The author is Charles C. Mann, and the subtitle is Two Remarkable Scientists and Their Dueling Visions to Shape Tomorrow’s World. What a splendid book, this is, all rolled into one the reader receives two distinct biographies, a history of mid-20th century environmental science, a book on technological progress in agriculture, and one of the best overall frameworks for thinking about environmentalism.
Oh how many good sentences there are:
Until I visited post-Katrina New Orleans I did not realize that rebuilding a flooded modern city would involve disposing of several hundred thousand refrigerators.
Here is one fun bit:
So ineradicable was the elitist mark on conservation that for decades afterward many on the left scoffed at ecological issues as right-wing distractions. As late as 1970, the radical Students for a Democratic Society protested the first Earth Day as Wall Street flimflam meant to divert public attention from class warfare and the Vietnam War; left-wing journalist I.F. Stone called the nationwide marches a “snow job.”
By the way, as for the subjects of the dual biographies:
The two people are William Vogt and Norman Borlaug.
Here is the framing of the book:
…the dispute between Wizards and Prophets has, if anything, become more vehement. Wizards view the Prophets’ emphasis on cutting back as intellectually dishonest, indifferent to the poor, even racist (because most of the world’s hungry are non-Caucasian). Following Vogt, they say, is a path toward regression, narrowness, and global poverty.

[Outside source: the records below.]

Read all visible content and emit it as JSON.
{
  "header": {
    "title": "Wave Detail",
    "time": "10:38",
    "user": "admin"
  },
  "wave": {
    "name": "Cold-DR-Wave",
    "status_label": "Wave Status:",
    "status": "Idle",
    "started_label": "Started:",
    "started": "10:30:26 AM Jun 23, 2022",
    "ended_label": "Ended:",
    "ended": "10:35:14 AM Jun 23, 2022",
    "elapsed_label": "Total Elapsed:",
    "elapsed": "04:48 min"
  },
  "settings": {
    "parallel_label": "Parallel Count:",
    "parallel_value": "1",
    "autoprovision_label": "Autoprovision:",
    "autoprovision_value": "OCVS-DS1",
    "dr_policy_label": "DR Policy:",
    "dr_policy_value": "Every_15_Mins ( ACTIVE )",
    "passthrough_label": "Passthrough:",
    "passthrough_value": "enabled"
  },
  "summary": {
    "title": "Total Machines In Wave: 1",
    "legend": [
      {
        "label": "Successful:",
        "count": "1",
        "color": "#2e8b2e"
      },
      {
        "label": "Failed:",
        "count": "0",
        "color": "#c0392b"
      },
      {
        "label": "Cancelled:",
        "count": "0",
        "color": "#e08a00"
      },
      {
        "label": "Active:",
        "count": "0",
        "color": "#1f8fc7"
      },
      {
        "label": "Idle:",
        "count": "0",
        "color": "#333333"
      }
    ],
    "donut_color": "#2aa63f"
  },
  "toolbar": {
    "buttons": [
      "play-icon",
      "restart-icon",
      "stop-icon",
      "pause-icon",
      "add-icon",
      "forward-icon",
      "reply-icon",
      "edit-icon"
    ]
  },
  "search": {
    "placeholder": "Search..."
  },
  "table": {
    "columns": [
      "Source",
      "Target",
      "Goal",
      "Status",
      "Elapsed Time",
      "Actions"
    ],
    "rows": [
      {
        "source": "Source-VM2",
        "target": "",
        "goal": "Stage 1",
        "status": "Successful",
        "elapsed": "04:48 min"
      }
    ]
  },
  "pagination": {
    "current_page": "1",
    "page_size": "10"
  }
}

Prophets sneer that the Wizards’ faith in human resourcefulness is unthinking, scientifically ignorant, even driven by greed…Following Borlaug, they say, at best postpones an inevitable day of reckoning — it is a recipe for what activists have come to describe as “ecocide.”
Where along the Wizards-Prophets spectrum should one be?
This will end up as one of the very best books of this year.